Originally, the program was intended to be entirely volunteer-driven, with two volunteers on the bus each day, and initially jointly overseen by the Outreach and Youth Services Managers, then later exclusively by Outreach.  However, having enough *reliable* volunteers proved to be more difficult than anticipated, and in mid-2015 a staff position was created so that there would always be at least one person on the bus, ideally accompanied by a volunteer, but capable of working alone (which is where I came in).  This eliminated all the last minute scrambling, allowed the rest of the outreach staff and manager to focus on their own duties, and provided some needed continuity and stability.

Since it was initially designed to be done by volunteers, themed kits were created:  a bin full of several pre-selected books, songs, rhymes, and activities that fit the theme.  This way the volunteers didn't have to plan anything, they could pick and choose what books and activities they used, to suit their own styles and tastes, and any given group of kids.  I still use these kits as well, but I am updating and refining them as I go, as well as developing new kits.  The bus goes to several different daycares on a 2-week cycle, so we visit each one twice a month and do the same theme for 2 weeks.

For each class, we typically present a 20-25-minute storytime, with 2-3 stories and 1-2 songs/rhymes/activites.  I have also added my "story song" as a regular beginning routine, as I observed the volunteers did not do that and I felt a consistent beginning song to ease transitions and help the kids settle was needed.  In addition, I added a quick "Letter-of-the-Day" to the introduction to work on letter recognition.  This program requires a very different and very fluid type of storytime "plan". I plan the theme, but I do not have a specific plan for each storytime. Every group is different, and I never know for sure which kids or which ages we are going to get at any given time slot, so I have to do everything on the fly, adjusting to each group as we go.

Since I do as many as 15-20 storytimes a week with the Storytime-To-Go program, I post a summary of each 2-week rotation instead of posting a detailed write-up of each storytime like I do for my regular storytime.  So while we only do 2-3 books and 1-2 activities for each class, we may use a dozen or more different books and several different songs and/or activities over the course of the 2-weeks.  These posts will be tagged "Storytime-To-Go" in addition to the theme. 

If you'd like to see more about our program, here is the PSA that was released shortly after the program was implemented:

If you'd like more detailed discussions of specific elements of storytime planning, check out all my posts tagged "Storytime Planning".

**UPDATE - Unfortunately, after 5 years of library service (and 15 years of use altogether), the Storytime Bus was retired in April of 2018 due to age, cost to maintain, and amount of down time due to repairs.
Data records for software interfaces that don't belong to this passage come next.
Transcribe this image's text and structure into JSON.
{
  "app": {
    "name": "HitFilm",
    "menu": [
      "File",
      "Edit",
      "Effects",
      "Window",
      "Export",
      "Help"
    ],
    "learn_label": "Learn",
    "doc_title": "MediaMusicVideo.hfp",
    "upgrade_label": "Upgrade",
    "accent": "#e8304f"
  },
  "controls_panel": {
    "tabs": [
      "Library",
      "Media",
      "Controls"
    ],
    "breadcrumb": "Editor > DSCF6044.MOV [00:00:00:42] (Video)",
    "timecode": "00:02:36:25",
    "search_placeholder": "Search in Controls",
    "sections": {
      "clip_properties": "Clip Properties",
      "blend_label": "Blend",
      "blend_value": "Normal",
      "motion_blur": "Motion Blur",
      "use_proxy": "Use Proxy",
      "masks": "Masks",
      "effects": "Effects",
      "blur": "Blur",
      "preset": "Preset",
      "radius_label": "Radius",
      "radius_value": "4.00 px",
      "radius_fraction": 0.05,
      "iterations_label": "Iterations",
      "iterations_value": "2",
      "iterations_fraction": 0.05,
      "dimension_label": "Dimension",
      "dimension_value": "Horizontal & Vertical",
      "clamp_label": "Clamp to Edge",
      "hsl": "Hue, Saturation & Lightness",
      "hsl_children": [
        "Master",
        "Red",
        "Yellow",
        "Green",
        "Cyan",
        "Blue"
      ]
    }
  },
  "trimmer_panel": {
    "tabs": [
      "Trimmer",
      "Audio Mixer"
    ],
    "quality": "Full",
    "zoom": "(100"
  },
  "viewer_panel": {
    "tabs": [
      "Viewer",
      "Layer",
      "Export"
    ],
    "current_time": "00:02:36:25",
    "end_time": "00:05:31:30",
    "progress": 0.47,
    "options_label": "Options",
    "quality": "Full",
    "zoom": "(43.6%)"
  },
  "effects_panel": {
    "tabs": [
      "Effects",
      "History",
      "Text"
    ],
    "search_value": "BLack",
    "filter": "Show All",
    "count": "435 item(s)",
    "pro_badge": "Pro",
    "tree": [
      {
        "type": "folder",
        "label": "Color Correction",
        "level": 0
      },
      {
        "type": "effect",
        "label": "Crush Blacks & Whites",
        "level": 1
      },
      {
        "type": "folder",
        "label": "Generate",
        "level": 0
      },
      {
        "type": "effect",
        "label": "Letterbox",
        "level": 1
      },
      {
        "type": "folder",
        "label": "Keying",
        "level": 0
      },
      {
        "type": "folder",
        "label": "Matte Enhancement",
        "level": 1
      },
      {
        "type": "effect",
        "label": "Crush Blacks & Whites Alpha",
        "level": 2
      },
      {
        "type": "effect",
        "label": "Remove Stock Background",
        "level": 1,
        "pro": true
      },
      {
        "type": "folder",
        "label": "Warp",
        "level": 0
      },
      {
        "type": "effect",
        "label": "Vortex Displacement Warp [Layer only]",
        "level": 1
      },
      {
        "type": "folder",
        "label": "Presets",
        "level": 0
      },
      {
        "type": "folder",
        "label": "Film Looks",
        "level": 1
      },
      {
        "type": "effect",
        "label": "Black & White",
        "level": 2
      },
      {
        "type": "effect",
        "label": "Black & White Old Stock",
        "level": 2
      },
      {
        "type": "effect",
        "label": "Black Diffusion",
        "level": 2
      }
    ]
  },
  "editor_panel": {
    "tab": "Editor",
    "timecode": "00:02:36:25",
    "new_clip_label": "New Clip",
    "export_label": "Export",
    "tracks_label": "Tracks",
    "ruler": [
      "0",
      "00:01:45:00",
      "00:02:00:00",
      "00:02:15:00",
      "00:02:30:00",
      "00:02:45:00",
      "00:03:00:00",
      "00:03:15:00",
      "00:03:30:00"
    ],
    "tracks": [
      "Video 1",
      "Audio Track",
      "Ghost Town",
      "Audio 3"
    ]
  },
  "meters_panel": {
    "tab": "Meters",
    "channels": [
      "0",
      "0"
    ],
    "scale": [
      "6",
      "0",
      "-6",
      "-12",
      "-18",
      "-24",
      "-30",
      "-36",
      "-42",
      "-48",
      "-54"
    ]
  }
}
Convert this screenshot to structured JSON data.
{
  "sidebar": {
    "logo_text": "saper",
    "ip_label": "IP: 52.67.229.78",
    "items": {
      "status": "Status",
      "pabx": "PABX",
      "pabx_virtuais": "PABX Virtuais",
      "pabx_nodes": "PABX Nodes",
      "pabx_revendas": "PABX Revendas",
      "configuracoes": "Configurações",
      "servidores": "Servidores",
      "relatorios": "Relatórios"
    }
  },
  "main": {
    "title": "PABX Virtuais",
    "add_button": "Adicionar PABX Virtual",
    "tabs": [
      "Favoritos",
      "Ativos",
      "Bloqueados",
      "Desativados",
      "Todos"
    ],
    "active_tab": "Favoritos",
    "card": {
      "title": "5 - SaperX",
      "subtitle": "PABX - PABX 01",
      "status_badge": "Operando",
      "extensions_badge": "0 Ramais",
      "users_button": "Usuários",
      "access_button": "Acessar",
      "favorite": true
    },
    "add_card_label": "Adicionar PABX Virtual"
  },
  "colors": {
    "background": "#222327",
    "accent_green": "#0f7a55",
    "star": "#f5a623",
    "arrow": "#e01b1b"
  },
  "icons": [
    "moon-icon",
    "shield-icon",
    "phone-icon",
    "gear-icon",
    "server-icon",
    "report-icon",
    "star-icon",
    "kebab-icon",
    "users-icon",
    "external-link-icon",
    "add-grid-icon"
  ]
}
The Storytime-To-Go program continued, but in the form of traditional classroom visits done by Outreach staff, without the use of any volunteers. This proved to be somewhat advantageous, as it removed the restriction of only allowing small groups of 12 or fewer at a time.
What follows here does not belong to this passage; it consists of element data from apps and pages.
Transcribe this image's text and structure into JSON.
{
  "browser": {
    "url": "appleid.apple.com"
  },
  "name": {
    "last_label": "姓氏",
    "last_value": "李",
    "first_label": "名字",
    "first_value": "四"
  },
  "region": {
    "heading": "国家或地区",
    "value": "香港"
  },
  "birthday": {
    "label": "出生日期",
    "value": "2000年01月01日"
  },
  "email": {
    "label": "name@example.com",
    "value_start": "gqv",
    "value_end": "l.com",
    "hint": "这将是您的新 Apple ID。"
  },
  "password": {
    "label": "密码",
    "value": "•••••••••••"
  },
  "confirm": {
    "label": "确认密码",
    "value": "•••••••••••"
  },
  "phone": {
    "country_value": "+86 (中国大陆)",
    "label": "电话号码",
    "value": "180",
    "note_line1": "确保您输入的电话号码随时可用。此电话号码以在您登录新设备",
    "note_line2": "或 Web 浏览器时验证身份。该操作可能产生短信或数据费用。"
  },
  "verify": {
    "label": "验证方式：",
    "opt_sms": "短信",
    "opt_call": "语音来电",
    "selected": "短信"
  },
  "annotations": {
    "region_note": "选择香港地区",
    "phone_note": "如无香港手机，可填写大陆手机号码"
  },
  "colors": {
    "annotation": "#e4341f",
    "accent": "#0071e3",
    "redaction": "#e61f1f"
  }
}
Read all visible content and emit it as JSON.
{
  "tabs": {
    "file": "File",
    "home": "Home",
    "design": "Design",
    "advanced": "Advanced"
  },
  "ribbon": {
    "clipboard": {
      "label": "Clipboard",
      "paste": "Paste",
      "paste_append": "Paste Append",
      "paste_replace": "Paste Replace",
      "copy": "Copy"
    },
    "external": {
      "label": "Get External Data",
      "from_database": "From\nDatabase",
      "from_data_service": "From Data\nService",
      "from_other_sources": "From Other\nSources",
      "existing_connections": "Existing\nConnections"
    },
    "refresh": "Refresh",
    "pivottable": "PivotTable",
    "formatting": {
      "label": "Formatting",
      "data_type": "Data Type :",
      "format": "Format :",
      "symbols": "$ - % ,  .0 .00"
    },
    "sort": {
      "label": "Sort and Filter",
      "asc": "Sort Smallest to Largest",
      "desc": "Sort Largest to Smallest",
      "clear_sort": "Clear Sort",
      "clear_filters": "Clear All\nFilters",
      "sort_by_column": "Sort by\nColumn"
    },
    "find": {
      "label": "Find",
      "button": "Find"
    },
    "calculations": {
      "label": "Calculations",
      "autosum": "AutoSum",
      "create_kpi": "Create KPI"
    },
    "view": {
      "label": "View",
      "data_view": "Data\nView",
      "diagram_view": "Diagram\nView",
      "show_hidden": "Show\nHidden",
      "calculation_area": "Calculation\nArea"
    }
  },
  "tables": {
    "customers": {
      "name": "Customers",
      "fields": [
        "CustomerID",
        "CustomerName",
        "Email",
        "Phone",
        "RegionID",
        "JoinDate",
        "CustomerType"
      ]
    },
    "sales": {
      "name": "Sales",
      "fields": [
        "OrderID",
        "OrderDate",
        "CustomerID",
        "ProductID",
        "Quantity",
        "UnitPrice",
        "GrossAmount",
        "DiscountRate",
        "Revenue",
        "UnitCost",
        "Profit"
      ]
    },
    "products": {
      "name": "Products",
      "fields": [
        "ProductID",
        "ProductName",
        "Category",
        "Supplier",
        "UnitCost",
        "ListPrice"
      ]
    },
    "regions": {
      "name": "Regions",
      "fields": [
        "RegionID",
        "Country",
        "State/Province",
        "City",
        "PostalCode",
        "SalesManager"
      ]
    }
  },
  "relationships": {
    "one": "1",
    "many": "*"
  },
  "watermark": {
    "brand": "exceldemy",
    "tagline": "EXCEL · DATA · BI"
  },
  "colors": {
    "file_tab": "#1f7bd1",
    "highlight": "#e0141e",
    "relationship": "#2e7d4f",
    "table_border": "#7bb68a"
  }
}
Shortly after, I moved to a different position in the children's department of a very busy suburban branch. Two years later, the Covid-19 pandemic hit, all part-time staff were let go, and sadly, this early literacy outreach program ended for good.


  1. I need you to come to our school.
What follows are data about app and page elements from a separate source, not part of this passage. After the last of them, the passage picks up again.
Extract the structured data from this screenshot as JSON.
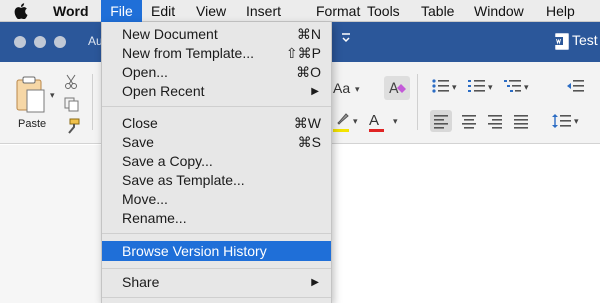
{
  "menubar": {
    "app": "Word",
    "items": [
      "File",
      "Edit",
      "View",
      "Insert",
      "Format",
      "Tools",
      "Table",
      "Window",
      "Help"
    ],
    "active_item": "File"
  },
  "titlebar": {
    "autosave_label": "Au",
    "doc_title": "Test"
  },
  "ribbon": {
    "paste_label": "Paste",
    "change_case_label": "Aa"
  },
  "file_menu": {
    "items": [
      {
        "label": "New Document",
        "shortcut": "⌘N"
      },
      {
        "label": "New from Template...",
        "shortcut": "⇧⌘P"
      },
      {
        "label": "Open...",
        "shortcut": "⌘O"
      },
      {
        "label": "Open Recent",
        "submenu_arrow": "▶"
      },
      {
        "label": "Close",
        "shortcut": "⌘W"
      },
      {
        "label": "Save",
        "shortcut": "⌘S"
      },
      {
        "label": "Save a Copy..."
      },
      {
        "label": "Save as Template..."
      },
      {
        "label": "Move..."
      },
      {
        "label": "Rename..."
      },
      {
        "label": "Browse Version History",
        "selected": true
      },
      {
        "label": "Share",
        "submenu_arrow": "▶"
      }
    ]
  },
  "colors": {
    "menu_highlight": "#1f6fd8",
    "titlebar": "#2b579a",
    "menu_background": "#e7e7e7",
    "font_color_accent": "#e02424",
    "highlight_accent": "#f4e400"
  }
}
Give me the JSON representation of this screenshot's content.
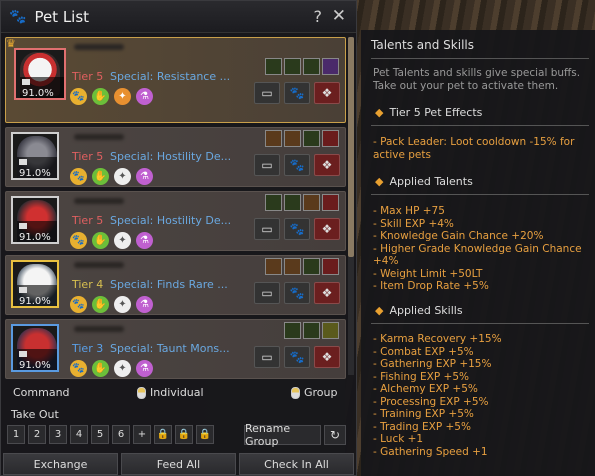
{
  "window": {
    "title": "Pet List",
    "help": "?",
    "close": "✕"
  },
  "pets": [
    {
      "tier": "Tier 5",
      "special": "Special: Resistance ...",
      "percent": "91.0%"
    },
    {
      "tier": "Tier 5",
      "special": "Special: Hostility De...",
      "percent": "91.0%"
    },
    {
      "tier": "Tier 5",
      "special": "Special: Hostility De...",
      "percent": "91.0%"
    },
    {
      "tier": "Tier 4",
      "special": "Special: Finds Rare ...",
      "percent": "91.0%"
    },
    {
      "tier": "Tier 3",
      "special": "Special: Taunt Mons...",
      "percent": "91.0%"
    }
  ],
  "command": {
    "label": "Command",
    "individual": "Individual",
    "group": "Group"
  },
  "takeout": {
    "label": "Take Out",
    "slots": [
      "1",
      "2",
      "3",
      "4",
      "5",
      "6"
    ],
    "rename": "Rename Group"
  },
  "bottom": {
    "exchange": "Exchange",
    "feed_all": "Feed All",
    "check_in_all": "Check In All"
  },
  "tooltip": {
    "title": "Talents and Skills",
    "desc": "Pet Talents and skills give special buffs. Take out your pet to activate them.",
    "tier_effects_h": "Tier 5 Pet Effects",
    "tier_effects": [
      "- Pack Leader: Loot cooldown -15% for active pets"
    ],
    "talents_h": "Applied Talents",
    "talents": [
      "- Max HP +75",
      "- Skill EXP +4%",
      "- Knowledge Gain Chance +20%",
      "- Higher Grade Knowledge Gain Chance +4%",
      "- Weight Limit +50LT",
      "- Item Drop Rate +5%"
    ],
    "skills_h": "Applied Skills",
    "skills": [
      "- Karma Recovery +15%",
      "- Combat EXP +5%",
      "- Gathering EXP +15%",
      "- Fishing EXP +5%",
      "- Alchemy EXP +5%",
      "- Processing EXP +5%",
      "- Training EXP +5%",
      "- Trading EXP +5%",
      "- Luck +1",
      "- Gathering Speed +1"
    ]
  }
}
    1. Too bad you aren't in our service area, but you should contact your local public library. They may not have a swanky storytime bus like ours, but they probably do offer some type of outreach storytime program.